[TRY IT] From the records below, copy each line that has the word "date" in it.

[PROVIDED INFORMATION]
>>>>

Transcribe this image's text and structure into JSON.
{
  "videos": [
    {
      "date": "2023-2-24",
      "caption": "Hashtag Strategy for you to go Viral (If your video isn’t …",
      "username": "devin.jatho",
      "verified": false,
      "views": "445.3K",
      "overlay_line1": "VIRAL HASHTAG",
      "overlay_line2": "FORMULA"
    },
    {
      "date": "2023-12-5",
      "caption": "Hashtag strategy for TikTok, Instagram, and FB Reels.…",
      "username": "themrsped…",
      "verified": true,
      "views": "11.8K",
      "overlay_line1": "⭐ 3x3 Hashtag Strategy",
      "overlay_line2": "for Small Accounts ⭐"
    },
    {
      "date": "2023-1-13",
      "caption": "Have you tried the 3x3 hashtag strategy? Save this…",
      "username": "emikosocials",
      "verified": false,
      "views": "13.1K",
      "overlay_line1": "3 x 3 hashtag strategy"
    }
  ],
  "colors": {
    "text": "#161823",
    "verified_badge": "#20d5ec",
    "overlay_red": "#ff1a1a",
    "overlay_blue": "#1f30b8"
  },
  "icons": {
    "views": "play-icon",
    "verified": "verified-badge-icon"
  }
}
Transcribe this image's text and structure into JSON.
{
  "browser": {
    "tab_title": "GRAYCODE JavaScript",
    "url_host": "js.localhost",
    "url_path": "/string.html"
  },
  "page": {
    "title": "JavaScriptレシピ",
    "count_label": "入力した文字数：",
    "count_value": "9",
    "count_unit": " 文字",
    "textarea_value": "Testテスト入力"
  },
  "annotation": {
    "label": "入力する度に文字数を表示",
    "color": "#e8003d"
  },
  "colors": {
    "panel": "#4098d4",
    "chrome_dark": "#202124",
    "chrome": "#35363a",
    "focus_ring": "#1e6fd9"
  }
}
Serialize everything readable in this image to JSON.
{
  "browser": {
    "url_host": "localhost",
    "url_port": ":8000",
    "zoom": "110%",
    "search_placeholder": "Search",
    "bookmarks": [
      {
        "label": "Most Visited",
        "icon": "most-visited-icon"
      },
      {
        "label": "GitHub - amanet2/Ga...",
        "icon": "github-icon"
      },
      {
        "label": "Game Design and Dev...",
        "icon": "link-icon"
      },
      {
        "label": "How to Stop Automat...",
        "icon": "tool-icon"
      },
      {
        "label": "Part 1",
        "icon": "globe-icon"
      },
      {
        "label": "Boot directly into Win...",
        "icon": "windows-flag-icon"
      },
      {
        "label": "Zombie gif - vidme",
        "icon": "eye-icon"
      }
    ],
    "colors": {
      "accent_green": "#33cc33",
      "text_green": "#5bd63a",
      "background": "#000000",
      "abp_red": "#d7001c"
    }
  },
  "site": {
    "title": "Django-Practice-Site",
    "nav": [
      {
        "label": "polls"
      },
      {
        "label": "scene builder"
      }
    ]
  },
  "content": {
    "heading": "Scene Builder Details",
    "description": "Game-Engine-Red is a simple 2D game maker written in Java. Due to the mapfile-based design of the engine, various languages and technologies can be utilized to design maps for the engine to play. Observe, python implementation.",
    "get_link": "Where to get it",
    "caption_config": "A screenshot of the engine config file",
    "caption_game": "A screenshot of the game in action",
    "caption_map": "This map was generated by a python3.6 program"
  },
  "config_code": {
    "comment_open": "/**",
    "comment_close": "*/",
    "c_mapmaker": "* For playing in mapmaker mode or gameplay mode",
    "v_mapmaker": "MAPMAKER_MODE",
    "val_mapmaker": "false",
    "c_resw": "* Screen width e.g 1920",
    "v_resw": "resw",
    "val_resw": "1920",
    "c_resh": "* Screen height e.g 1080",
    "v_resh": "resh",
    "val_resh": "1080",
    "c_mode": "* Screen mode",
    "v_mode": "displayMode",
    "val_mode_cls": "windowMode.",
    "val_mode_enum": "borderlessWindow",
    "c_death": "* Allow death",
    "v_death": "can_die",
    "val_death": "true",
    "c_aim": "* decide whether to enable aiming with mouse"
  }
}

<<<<

[TASK SOLUTION]
      "date": "2023-2-24",
      "date": "2023-12-5",
      "date": "2023-1-13",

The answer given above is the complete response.